- **ACTION ITEM**
Check every line of the data below for the word "JSON". Copy the ones that have it.

- **Stored data**
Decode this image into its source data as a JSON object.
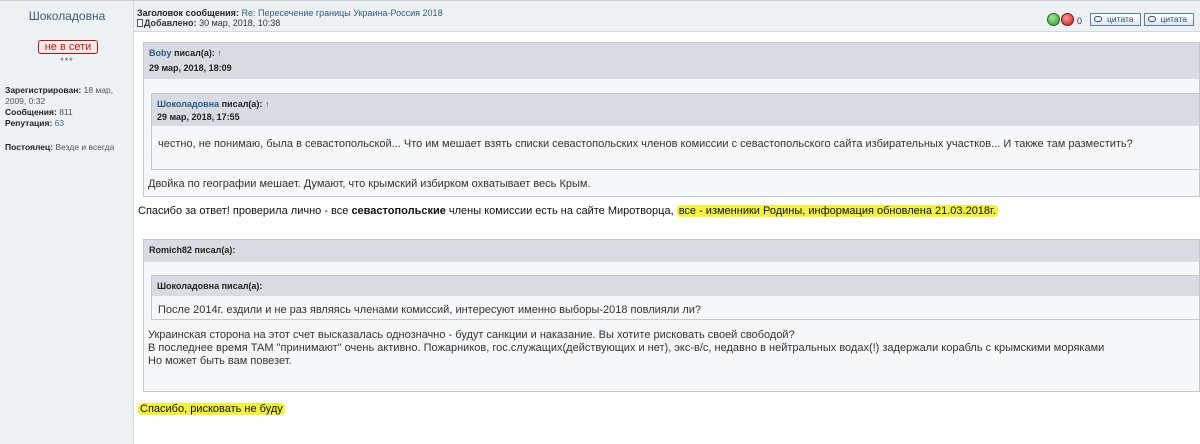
{
  "author": {
    "name": "Шоколадовна",
    "status": "не в сети",
    "stars": "***",
    "registered_label": "Зарегистрирован:",
    "registered_value": "18 мар, 2009, 0:32",
    "messages_label": "Сообщения:",
    "messages_value": "811",
    "reputation_label": "Репутация:",
    "reputation_value": "63",
    "resident_label": "Постоялец:",
    "resident_value": "Везде и всегда"
  },
  "header": {
    "subject_label": "Заголовок сообщения:",
    "subject_prefix": "Re: ",
    "subject_value": "Пересечение границы Украина-Россия 2018",
    "added_label": "Добавлено:",
    "added_value": "30 мар, 2018, 10:38",
    "vote_count": "0",
    "quote_label_1": "цитата",
    "quote_label_2": "цитата"
  },
  "quote1": {
    "author": "Boby",
    "said": "писал(а):",
    "arrow": "↑",
    "date": "29 мар, 2018, 18:09",
    "nested": {
      "author": "Шоколадовна",
      "said": "писал(а):",
      "arrow": "↑",
      "date": "29 мар, 2018, 17:55",
      "text": "честно, не понимаю, была в севастопольской... Что им мешает взять списки севастопольских членов комиссии с севастопольского сайта избирательных участков... И также там разместить?"
    },
    "text": "Двойка по географии мешает. Думают, что крымский избирком охватывает весь Крым."
  },
  "reply1": {
    "part1": "Спасибо за ответ! проверила лично - все ",
    "bold": "севастопольские",
    "part2": " члены комиссии есть на сайте Миротворца, ",
    "highlight": "все - изменники Родины, информация обновлена 21.03.2018г."
  },
  "quote2": {
    "author_said": "Romich82 писал(а):",
    "nested": {
      "author_said": "Шоколадовна писал(а):",
      "text": "После 2014г. ездили и не раз являясь членами комиссий, интересуют именно выборы-2018 повлияли ли?"
    },
    "lines": [
      "Украинская сторона на этот счет высказалась однозначно - будут санкции и наказание. Вы хотите рисковать своей свободой?",
      "В последнее время ТАМ \"принимают\" очень активно. Пожарников, гос.служащих(действующих и нет), экс-в/с, недавно в нейтральных водах(!) задержали корабль с крымскими моряками",
      "Но может быть вам повезет."
    ]
  },
  "reply2": {
    "highlight": "Спасибо, рисковать не буду"
  },
  "colors": {
    "highlight": "#f2f23a",
    "link": "#2d5c88",
    "status": "#c01818",
    "quote_head_bg": "#d8dce2"
  }
}
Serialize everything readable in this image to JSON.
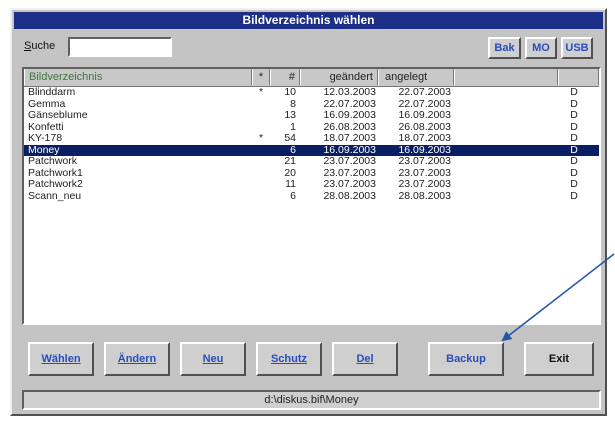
{
  "window": {
    "title": "Bildverzeichnis wählen"
  },
  "search": {
    "label_first": "S",
    "label_rest": "uche",
    "value": ""
  },
  "top_buttons": {
    "bak": "Bak",
    "mo": "MO",
    "usb": "USB"
  },
  "columns": {
    "name": "Bildverzeichnis",
    "star": "*",
    "count": "#",
    "modified": "geändert",
    "created": "angelegt"
  },
  "rows": [
    {
      "name": "Blinddarm",
      "star": "*",
      "count": "10",
      "modified": "12.03.2003",
      "created": "22.07.2003",
      "drive": "D"
    },
    {
      "name": "Gemma",
      "star": "",
      "count": "8",
      "modified": "22.07.2003",
      "created": "22.07.2003",
      "drive": "D"
    },
    {
      "name": "Gänseblume",
      "star": "",
      "count": "13",
      "modified": "16.09.2003",
      "created": "16.09.2003",
      "drive": "D"
    },
    {
      "name": "Konfetti",
      "star": "",
      "count": "1",
      "modified": "26.08.2003",
      "created": "26.08.2003",
      "drive": "D"
    },
    {
      "name": "KY-178",
      "star": "*",
      "count": "54",
      "modified": "18.07.2003",
      "created": "18.07.2003",
      "drive": "D"
    },
    {
      "name": "Money",
      "star": "",
      "count": "6",
      "modified": "16.09.2003",
      "created": "16.09.2003",
      "drive": "D",
      "selected": true
    },
    {
      "name": "Patchwork",
      "star": "",
      "count": "21",
      "modified": "23.07.2003",
      "created": "23.07.2003",
      "drive": "D"
    },
    {
      "name": "Patchwork1",
      "star": "",
      "count": "20",
      "modified": "23.07.2003",
      "created": "23.07.2003",
      "drive": "D"
    },
    {
      "name": "Patchwork2",
      "star": "",
      "count": "11",
      "modified": "23.07.2003",
      "created": "23.07.2003",
      "drive": "D"
    },
    {
      "name": "Scann_neu",
      "star": "",
      "count": "6",
      "modified": "28.08.2003",
      "created": "28.08.2003",
      "drive": "D"
    }
  ],
  "bottom_buttons": {
    "select": "Wählen",
    "change": "Ändern",
    "new": "Neu",
    "protect": "Schutz",
    "delete": "Del",
    "backup": "Backup",
    "exit": "Exit"
  },
  "status": {
    "path": "d:\\diskus.bif\\Money"
  },
  "colors": {
    "title_bar": "#1c2f86",
    "selection": "#0a1f63",
    "button_text": "#2a4dbd",
    "annotation_arrow": "#2356a8"
  }
}
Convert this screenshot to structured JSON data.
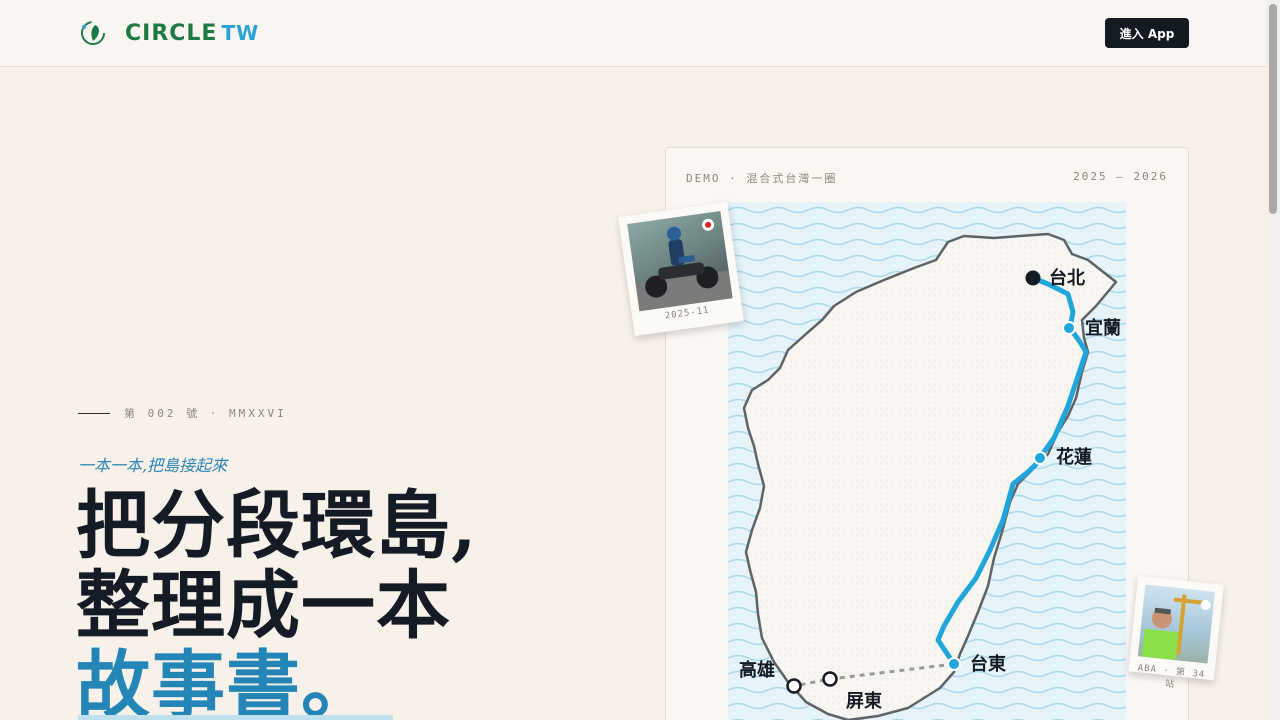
{
  "header": {
    "logo_main": "CIRCLE",
    "logo_suffix": "TW",
    "enter_button": "進入 App"
  },
  "hero": {
    "issue_label": "第 002 號 · MMXXVI",
    "tagline": "一本一本,把島接起來",
    "headline_line1": "把分段環島,",
    "headline_line2": "整理成一本",
    "headline_line3": "故事書。"
  },
  "demo_card": {
    "left_label": "DEMO · 混合式台灣一圈",
    "right_label": "2025 — 2026"
  },
  "map": {
    "cities": [
      {
        "name": "台北",
        "type": "start"
      },
      {
        "name": "宜蘭",
        "type": "visited"
      },
      {
        "name": "花蓮",
        "type": "visited"
      },
      {
        "name": "台東",
        "type": "visited"
      },
      {
        "name": "屏東",
        "type": "planned"
      },
      {
        "name": "高雄",
        "type": "planned"
      }
    ],
    "route_color": "#1fa6dc",
    "planned_color": "#9a9a9a"
  },
  "photos": [
    {
      "caption": "2025-11",
      "subject": "motorcycle-rider"
    },
    {
      "caption": "ABA · 第 34 站",
      "subject": "cyclist-selfie"
    }
  ],
  "colors": {
    "background": "#f7f1ea",
    "accent": "#2486b6",
    "brand_green": "#1d7a45",
    "brand_blue": "#2aa3d8",
    "dark": "#151b24"
  }
}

- **SOLUTION TO THE PROBLEM**
Decode this image into its source data as a JSON object.
Serialize everything readable in this image to JSON.
Convert this screenshot to structured JSON data.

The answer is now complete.